Under the pressure of [Steve] McIntyre's attacks, Jones had to admit something incredible: He had deleted his notes on how he performed the homogenization. This means that it is not possible to reconstruct how the raw data turned into his temperature curve.Hans von Storch explains what is needed to regain lost trust:
For Peter Webster, a meteorologist at the Georgia Institute of Technology in Atlanta, this course of events is "one of the biggest sins" a scientist can commit. "It's as if a chef was no longer able to cook his dishes because he lost the recipes."
While amateur climatologist McIntyre spent years begging in vain for the raw data, Webster eventually managed to convince Jones to send them to him. He is the only scientist to date who has been given access to the data. "To be honest, I'm shocked by the sloppy documentation," Webster told SPIEGEL.
Unnoticed by the public, Webster has spent several months searching for inconsistencies in the Jones curve. For example, it has been known for some time that there are noticeable jumps in ocean temperature readings. The reason for the inconsistencies is that, beginning in the 1940s, water temperature was no longer measured in buckets filled with seawater, but at the intake valves for the water used to cool ship engines.
But when he analyzed Jones's data, Webster discovered suspiciously similar jumps in temperature -- but on land. "Water buckets can't explain this," says Webster.
The Jones team attributes another sudden jump in temperature readings to the decline in air pollution since the 1970s as a result of stricter emissions laws. Particles suspended in the air block solar radiation, so that temperatures rise when the air becomes cleaner. Air pollution in the south has always been much lower than in the north, because, as Webster explains, "there is less land and therefore less industry in the Southern Hemisphere."
Oddly enough, however, the temperature increase in the south is just as strong as it is in the north. "That isn't really possible," says Webster.
Webster doesn't believe that inconsistencies like these will invalidate the Jones curve altogether. "But we would like to know, of course, what's behind all of these phenomena." If a natural mechanism were at least partly to blame for the rise in temperatures, it would decrease the share of human influence in current global warming.

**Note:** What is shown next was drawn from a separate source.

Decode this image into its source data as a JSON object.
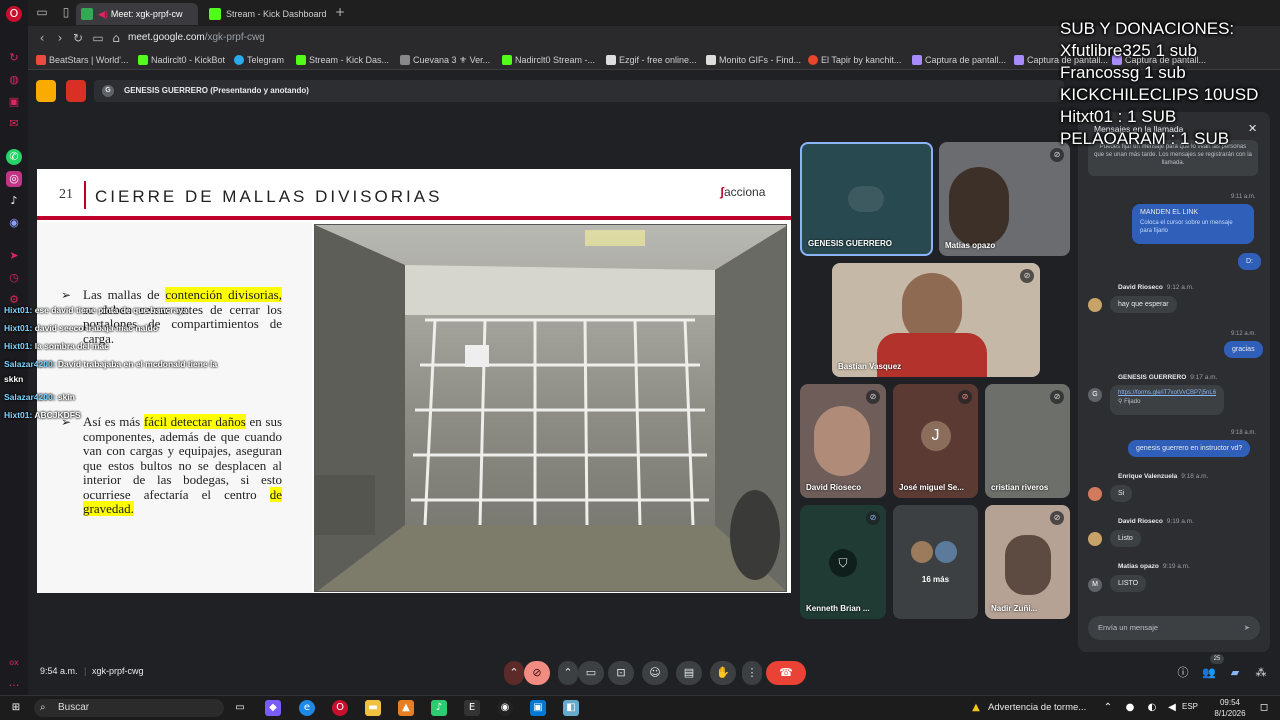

German climatologist Hans von Storch now wants to see an independent institution recalculate the temperature curve, and he even suggests that the skeptics be involved in the project. He points out, however, that processing the data will take several years.
"There is no other way to regain the trust that has been lost," he says, "even if I'm certain that the new curve will not look significantly different from the old one."
And if it does? "That would definitely be the worst-case scenario for climatology. We would have to start all over again."